● **Work to complete**: Every line below containing the word "badge" should be found and copied.

Segment Open

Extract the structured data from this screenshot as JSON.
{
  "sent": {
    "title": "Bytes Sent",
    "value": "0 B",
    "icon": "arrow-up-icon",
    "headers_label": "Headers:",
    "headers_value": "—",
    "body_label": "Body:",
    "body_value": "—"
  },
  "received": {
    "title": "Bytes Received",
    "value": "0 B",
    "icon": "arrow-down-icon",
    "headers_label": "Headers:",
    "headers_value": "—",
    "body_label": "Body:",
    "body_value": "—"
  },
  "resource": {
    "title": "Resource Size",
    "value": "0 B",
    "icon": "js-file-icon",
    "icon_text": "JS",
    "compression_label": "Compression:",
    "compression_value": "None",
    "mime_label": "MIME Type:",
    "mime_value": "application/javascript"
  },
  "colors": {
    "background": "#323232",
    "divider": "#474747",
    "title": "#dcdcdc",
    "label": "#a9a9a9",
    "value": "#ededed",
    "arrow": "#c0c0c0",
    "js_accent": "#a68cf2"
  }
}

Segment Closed
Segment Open

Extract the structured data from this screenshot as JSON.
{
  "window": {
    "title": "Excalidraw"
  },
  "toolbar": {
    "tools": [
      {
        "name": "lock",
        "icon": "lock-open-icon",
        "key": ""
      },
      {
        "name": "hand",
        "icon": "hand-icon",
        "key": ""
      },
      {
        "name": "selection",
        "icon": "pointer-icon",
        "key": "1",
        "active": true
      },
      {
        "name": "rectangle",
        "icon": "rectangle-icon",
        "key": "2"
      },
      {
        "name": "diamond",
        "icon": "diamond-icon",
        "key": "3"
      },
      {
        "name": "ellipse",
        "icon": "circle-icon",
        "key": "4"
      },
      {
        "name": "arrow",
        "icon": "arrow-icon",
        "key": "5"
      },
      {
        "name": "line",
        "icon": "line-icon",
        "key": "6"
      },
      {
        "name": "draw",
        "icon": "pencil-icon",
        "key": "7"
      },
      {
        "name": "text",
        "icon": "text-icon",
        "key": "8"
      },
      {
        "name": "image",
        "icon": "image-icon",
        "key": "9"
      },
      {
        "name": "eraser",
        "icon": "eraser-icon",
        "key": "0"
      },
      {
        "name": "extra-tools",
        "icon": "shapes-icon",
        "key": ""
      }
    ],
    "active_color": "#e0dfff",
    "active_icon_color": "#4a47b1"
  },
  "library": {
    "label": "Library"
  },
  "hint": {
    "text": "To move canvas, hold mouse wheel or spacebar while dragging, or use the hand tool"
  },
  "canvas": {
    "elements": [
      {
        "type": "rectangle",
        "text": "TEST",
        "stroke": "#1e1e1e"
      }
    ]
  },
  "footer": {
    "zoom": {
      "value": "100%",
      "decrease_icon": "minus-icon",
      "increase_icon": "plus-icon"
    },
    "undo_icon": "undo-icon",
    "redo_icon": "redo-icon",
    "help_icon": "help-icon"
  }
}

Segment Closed
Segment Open

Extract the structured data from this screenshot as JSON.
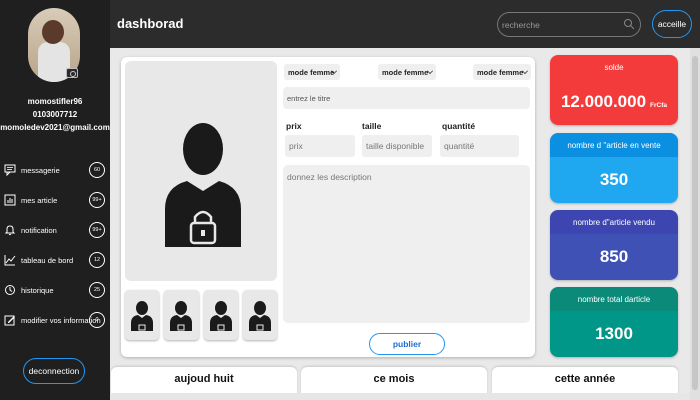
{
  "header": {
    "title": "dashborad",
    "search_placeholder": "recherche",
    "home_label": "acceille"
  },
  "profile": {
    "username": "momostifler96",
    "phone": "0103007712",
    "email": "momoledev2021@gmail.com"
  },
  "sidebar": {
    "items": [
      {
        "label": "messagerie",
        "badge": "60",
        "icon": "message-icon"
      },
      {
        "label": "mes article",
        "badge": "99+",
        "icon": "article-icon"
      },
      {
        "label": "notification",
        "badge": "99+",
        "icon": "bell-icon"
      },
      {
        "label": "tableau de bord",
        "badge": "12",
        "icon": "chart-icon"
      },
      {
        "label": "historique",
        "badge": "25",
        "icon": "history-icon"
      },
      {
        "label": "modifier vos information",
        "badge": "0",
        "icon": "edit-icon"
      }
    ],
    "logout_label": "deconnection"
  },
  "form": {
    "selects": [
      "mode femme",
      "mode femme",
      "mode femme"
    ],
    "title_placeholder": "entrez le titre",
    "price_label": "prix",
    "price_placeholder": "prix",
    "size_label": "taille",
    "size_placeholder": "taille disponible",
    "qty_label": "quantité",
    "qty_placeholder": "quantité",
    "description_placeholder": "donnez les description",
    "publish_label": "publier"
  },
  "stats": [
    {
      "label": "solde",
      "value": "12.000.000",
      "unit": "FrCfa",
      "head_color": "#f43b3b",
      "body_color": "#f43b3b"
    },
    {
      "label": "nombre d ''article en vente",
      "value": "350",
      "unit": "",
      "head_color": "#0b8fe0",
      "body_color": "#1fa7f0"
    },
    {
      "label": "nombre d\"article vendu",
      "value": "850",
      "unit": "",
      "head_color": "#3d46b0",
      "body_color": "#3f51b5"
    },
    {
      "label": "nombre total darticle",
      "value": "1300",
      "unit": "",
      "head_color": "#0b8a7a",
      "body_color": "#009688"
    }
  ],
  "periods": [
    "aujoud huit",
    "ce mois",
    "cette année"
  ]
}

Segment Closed

● **Exercise response**:
        "badge": "60",
        "badge": "99+",
        "badge": "99+",
        "badge": "12",
        "badge": "25",
        "badge": "0",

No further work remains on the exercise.